By Winonna Saari Herald Writer
EVERETT — The 18 headstones this weekend decorated with flowers and four American flags stood over what had been unmarked graves at the Evergreen Cemetery.
For decades, these soldiers who fought in the Civil War lay in unmarked graves due to their families’ inability to pay for headstones. James Shipman, the retired cemetery manager and a Civil War buff, led an effort to get the federal government to provide headstones for those veterans who never had one and to replace missing or damaged headstones.
Altogether, 150 Civil War vets are buried at the cemetery.
The headstones were installed in time for the seventh annual Echoes of the Blue and Gray ceremony that took place Saturday at the cemetery at 4405 Broadway.
Shipman said the people who came showed respect for the hopes and dreams of the veterans who are buried there.
“The history of Everett is in this cemetery,” Shipman said.
Ceremonies included a walking tour, a mock battlefield skirmish between Civil War re-enactors and a speech near the Grand Army of the Republic monument.
In one entrance hallway of the funeral home, a replica of President Abraham Lincoln’s casket was set up for guests to view.
People entered the funeral home before the ceremony began, browsing Civil War memorabilia displayed by collectors.
Jeff Dygert brought a collection of artifacts including a well dipper, a brass bugle, knee-length leather boots made with metal staples on the bottom, and a photo depicting four generations of his family.
“My great-great grandfather was in the Civil War,” Dygert said.

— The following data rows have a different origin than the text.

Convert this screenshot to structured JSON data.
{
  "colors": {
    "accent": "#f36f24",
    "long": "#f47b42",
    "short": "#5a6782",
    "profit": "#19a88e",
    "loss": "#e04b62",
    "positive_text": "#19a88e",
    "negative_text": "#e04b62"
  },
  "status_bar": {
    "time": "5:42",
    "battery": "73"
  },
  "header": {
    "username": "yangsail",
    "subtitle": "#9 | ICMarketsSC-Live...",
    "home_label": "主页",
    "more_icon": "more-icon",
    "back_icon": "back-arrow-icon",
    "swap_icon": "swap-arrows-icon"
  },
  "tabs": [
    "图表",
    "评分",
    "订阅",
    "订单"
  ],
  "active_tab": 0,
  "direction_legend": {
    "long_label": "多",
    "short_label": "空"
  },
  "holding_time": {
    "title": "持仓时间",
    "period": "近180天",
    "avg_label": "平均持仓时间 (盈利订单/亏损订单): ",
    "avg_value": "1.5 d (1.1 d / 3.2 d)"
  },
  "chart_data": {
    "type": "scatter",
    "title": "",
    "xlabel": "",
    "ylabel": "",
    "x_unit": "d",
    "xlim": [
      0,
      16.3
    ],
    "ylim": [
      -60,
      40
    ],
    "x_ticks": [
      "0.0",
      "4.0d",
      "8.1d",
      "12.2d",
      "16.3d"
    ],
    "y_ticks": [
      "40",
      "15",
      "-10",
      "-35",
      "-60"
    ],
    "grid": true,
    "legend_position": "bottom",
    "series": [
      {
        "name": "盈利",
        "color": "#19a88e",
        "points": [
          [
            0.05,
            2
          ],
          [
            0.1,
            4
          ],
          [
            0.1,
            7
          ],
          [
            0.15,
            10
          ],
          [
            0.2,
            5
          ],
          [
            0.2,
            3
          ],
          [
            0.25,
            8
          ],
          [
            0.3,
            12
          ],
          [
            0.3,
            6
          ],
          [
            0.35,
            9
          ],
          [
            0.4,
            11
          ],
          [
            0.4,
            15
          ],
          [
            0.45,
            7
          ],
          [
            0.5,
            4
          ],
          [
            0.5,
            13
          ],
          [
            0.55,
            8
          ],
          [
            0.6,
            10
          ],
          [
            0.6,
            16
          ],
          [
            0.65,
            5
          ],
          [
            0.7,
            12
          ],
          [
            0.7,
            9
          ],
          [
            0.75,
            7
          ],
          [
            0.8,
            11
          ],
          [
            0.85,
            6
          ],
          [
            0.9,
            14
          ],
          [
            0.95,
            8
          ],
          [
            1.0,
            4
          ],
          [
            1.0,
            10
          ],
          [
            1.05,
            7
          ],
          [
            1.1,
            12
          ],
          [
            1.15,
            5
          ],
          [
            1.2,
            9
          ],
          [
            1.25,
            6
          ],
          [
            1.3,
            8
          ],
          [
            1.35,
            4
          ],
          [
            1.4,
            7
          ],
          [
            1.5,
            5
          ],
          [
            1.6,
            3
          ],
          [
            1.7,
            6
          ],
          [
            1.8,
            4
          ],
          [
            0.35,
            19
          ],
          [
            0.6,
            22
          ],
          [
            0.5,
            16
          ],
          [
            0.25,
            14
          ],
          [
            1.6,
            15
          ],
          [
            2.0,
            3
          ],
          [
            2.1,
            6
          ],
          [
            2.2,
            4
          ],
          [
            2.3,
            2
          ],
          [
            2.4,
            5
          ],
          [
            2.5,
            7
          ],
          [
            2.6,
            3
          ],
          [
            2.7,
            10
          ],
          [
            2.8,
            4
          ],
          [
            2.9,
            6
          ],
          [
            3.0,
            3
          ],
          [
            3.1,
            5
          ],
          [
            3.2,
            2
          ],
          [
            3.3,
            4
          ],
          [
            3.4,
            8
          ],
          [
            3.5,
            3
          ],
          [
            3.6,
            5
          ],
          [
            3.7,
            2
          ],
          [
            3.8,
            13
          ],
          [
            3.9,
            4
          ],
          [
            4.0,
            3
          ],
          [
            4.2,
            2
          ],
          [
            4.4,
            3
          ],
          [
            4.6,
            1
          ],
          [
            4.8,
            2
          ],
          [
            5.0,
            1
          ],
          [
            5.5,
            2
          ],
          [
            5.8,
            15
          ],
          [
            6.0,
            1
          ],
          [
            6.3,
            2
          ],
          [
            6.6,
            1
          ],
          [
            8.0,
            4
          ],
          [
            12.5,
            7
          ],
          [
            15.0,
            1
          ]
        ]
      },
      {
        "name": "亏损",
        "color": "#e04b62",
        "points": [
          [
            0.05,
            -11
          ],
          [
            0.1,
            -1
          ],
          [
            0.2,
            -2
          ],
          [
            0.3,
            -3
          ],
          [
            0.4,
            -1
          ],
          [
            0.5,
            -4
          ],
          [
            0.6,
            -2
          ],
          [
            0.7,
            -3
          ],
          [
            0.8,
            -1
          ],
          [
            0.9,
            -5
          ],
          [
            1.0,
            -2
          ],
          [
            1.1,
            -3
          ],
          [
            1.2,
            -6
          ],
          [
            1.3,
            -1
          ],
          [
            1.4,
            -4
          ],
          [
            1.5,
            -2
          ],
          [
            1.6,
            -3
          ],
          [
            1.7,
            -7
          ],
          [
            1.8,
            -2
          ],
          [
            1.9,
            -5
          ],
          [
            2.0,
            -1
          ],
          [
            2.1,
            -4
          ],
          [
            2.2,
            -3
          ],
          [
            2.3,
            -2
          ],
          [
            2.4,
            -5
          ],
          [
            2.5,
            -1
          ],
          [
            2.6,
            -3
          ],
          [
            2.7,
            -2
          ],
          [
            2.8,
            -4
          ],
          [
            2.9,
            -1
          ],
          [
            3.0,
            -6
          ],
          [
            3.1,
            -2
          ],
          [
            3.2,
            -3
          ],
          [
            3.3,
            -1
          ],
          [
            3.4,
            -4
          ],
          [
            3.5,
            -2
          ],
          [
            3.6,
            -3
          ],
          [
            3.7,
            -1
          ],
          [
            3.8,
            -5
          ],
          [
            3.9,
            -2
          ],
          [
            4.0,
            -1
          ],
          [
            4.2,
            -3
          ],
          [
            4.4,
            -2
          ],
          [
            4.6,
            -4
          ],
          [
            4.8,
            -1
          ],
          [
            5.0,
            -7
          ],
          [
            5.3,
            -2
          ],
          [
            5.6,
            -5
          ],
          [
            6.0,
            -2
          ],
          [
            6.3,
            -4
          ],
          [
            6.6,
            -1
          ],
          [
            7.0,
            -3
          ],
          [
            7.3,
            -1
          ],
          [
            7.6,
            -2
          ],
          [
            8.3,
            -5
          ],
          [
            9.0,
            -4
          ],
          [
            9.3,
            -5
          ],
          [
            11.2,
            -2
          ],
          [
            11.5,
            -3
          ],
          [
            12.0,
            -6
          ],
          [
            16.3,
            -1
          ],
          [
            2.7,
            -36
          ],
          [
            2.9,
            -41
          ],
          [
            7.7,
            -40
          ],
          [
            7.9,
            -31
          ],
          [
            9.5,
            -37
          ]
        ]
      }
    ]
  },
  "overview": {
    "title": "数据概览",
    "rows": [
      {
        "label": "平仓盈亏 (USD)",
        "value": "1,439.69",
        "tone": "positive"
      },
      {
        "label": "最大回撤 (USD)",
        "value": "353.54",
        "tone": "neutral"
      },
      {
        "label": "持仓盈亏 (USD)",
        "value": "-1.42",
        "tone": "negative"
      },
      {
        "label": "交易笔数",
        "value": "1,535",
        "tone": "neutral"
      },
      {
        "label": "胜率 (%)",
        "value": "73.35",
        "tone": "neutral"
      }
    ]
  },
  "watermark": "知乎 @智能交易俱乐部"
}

Rusty Starr displayed his collection of vintage muskets while he wore the gray uniform representing his Confederate ancestors.
Outside the funeral home, Evergreen Cemetery employees drove guests in golf carts, while others rode a horse-drawn carriage through the cemetery.
Some people gathered near a tented area waiting for the skirmish re-enactment to begin while others stood in line for hot dogs and other refreshments.
Everett historian Dave Dilgard led a two-hour tour, telling stories of the people buried in the grave sites. “The greatest compliment is when I hear someone say, ‘I never heard that before’,” he said.
Bruce Smith, who wrote biographies of the veterans buried in the cemetery and a member of the Washington Civil War Association, was one of the re-enactors Saturday.
David Gray came to the ceremony with his son and his 14-year-old grandson, Sean Gray, to participate in the re-enactment. They’re all members of the Civil War Association and descendants of a Confederate soldier.
When Sean Gray was asked what he likes about the re-enactment, he responded, “I occasionally get to fire my grandfather’s rifle on the battlefield.”
Confederate and Union soldiers skirmished from opposing sides of the field. A Confederate cannon let loose with startling loud bangs while the Union re-enactors fired muskets, leaving clouds of smoke lingering in the air.
Women wore clothing from the 1800s, including nurse’s uniforms.
When the skirmish was over, some from the crowd were taken to the Grand Army of the Republic monument.
Soldiers marched from the other side of the cemetery with flags in arms, muskets on shoulders and swords in hands toward the monument. They ended this event with a salute of muskets and artillery.
Karen Vandervate and her children attended the ceremony. “We are neighbors to the cemetery and saw the sign when we passed here,” Vandervate said. “I wanted to come check it out. I really enjoyed it.”